We live in uncertain times.
Many of us have already fallen ill with coronavirus or have a family member who has. On an unprecedented scale, we are being confronted with our own mortality more than ever. Increasing numbers of individuals are therefore contacting law firms and making enquiries regarding making a will or updating an old will.
The current social isolation requirements and that fact that many of us are now obliged to work from home are leading to significantly increased complexities in the will-making process which may rightly or wrongly raise questions as to the validity of wills made during this period.
It seems likely that there will be an increase in challenges to the validity of wills made during this period. I have set out below a few of the areas where I believe challenges will be more likely:
Circumstances surrounding the execution of a will
Section 9 of the Wills Act 1837 specifies that for a will to be valid it must:
- Be in writing;
- Signed by the person making the will ‘testator’ (or by some other person in his presence and by his direction) in the presence of at least two witnesses who are present at the same time;
- Each of those witnesses must also sign the will confirming the signature of the person making the will.
Clearly, with the social isolation requirements currently in place, it is significantly more difficult for the execution of Wills to comply with these requirements.
I understand that lawyers have arranged for witnesses to be present within eyesight of the testator, including on a driveway or front garden, so that they can see the testator signing the Will through a window. The testator then passes the will back for the witnesses to attest his signature by signing the will. In general, I believe this would be sufficient to comply with the requirements of the Wills act regarding signature and witnessing provided that the witnesses can clearly see the testator sign the will with an uninterrupted line of sight.
I would though urge for a detailed note to be kept of the circumstances surrounding the execution of the will, even video evidence would be useful to help to verify the circumstances if any challenge is ultimately made to the will.
I do need to emphasise that case law has determined that a testator should be in the ‘visual’ presence of the witnesses when he signs the will. Whilst many of us are currently using video conferencing programmes such as Zoom and Skype to keep in contact there is currently no authority to support these being validly used for witnesses to virtually watch a testator sign a will. An attempt to make a will in this manner is likely to result in the will being invalid for failure to comply with the signature and witnessing requirements of the Wills Act. Ultimately legislation or a test case will hopefully provide clarity on whether virtual presence is now sufficient or whether it must be an actual physical presence.
Whilst not specifically relating to the execution of Wills, the Law Commission in a recent report on the electronic execution of documents takes the view that physical presence is necessary stating:
“We are not persuaded that parties can be confident that the current law would allow for a witness viewing the signing on a screen or through an electronic signature platform, without being physically present”
Due to the current isolation requirements, it appears that increasing numbers of testators have decided to have another individual sign their will on their behalf and at their direction.
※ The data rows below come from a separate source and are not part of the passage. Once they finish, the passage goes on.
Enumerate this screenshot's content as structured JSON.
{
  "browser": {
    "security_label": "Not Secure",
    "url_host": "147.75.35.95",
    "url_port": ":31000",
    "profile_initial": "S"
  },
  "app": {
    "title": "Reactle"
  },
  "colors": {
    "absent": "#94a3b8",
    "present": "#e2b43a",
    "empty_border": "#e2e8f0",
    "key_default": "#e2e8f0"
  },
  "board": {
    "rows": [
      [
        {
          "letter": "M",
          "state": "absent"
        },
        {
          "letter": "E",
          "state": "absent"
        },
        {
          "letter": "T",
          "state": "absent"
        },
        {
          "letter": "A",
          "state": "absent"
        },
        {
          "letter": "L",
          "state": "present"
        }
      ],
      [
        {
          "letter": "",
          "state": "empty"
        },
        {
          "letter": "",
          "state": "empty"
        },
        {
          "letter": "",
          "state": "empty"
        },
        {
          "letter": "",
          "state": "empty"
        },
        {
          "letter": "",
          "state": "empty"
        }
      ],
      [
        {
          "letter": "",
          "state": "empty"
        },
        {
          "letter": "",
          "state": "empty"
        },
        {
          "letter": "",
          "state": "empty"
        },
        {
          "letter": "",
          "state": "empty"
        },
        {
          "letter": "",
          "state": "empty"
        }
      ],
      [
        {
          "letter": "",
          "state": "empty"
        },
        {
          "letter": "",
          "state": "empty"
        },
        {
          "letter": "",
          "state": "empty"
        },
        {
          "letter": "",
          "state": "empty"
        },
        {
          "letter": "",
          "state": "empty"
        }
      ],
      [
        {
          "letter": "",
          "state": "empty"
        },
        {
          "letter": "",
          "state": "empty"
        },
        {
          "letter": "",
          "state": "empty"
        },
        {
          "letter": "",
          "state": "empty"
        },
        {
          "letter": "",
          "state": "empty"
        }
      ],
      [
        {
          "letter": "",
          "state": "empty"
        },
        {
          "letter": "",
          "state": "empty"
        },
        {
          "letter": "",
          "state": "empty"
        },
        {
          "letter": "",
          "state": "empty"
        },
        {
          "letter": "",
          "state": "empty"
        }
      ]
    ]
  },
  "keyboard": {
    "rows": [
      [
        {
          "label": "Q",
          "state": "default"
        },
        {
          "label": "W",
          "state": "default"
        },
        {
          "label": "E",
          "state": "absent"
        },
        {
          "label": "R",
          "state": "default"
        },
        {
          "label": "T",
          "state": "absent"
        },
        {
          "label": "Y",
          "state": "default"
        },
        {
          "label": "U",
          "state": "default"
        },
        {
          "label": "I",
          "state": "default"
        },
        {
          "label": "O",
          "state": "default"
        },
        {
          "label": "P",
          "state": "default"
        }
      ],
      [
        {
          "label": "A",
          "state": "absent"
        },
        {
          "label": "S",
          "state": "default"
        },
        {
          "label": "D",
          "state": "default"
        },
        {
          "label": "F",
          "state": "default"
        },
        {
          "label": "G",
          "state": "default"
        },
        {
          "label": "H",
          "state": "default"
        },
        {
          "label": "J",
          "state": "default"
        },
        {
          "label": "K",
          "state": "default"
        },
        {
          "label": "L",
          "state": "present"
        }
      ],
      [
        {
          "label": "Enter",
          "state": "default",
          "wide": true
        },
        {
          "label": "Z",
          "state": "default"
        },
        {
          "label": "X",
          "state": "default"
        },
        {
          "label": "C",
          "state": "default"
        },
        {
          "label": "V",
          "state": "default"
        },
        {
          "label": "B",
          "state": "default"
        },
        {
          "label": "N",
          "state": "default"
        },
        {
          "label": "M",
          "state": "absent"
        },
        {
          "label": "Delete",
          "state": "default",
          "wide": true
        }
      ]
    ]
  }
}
Provided the will includes an appropriate attestation clause and the testator is physically present when that individual signs the will on his behalf then this is allowed under the provisions of the Wills Act 1837.
Executing a will in this manner though is likely to result in increased scrutiny of the will and the circumstances surrounding its execution which may, in turn, increase the risk of a challenge being brought against the validity of the Will.
It is also worth spelling out here that if you are benefitting someone in a will they should not be a witness to the will. If ultimately they do witness the will then the gift to that beneficiary is void.
Obtaining Instructions & verifying capacity
In many instances, initial instructions regarding wills are now being taken by phone or by a video conferencing facility such as Skype or Zoom rather than in the physical presence of the testator. Some lawyers have even sat in a car parked next to their client in a separate car and taken their client’s instructions over the phone.
If instructions are taken over the phone or by video conferencing then often, unless you adopt a similar strategy to the car approach mentioned above, you have no idea as to who might be in the same room as the testator and potentially exerting influence over them.
I am particularly thinking about circumstances where individuals are in lockdown with abusive or domineering partners or family members who due to the current circumstances may be able to exert increased control over that individual. This control may result in them being able to influence that individual to make a will in terms which would favour them.
The current social isolation restrictions also make it more difficult to sufficiently verify an individual’s capacity to make a will. Whilst a lawyer can go through the necessary tests to try and verify an individual’s capacity over the phone or by video call there may still be concerns as to whether an individual has the necessary capacity to execute a will.
Where a testator is elderly or suffering from a serious illness the individual preparing the Will should as best practice follow the ‘golden rule’ and seek to clarify the testator’s capacity with a medical professional, frequently the testator’s GP.
It may be significantly more difficult to obtain capacity reports at the current time or the turnaround time for such reports may well be significantly longer. The risk to the will drafter is that if the testator dies before such a report is obtained or their health declines to such an extent that they are admitted to hospital and quarantined and are unable to execute a will and then pass away, the will drafter may have opened themselves up to a potential negligence claim from disappointed beneficiaries who lost out as a result of the will not being executed.
I do though understand that due to the current circumstances some capacity assessors are prepared to undertake capacity assessments via video conferencing.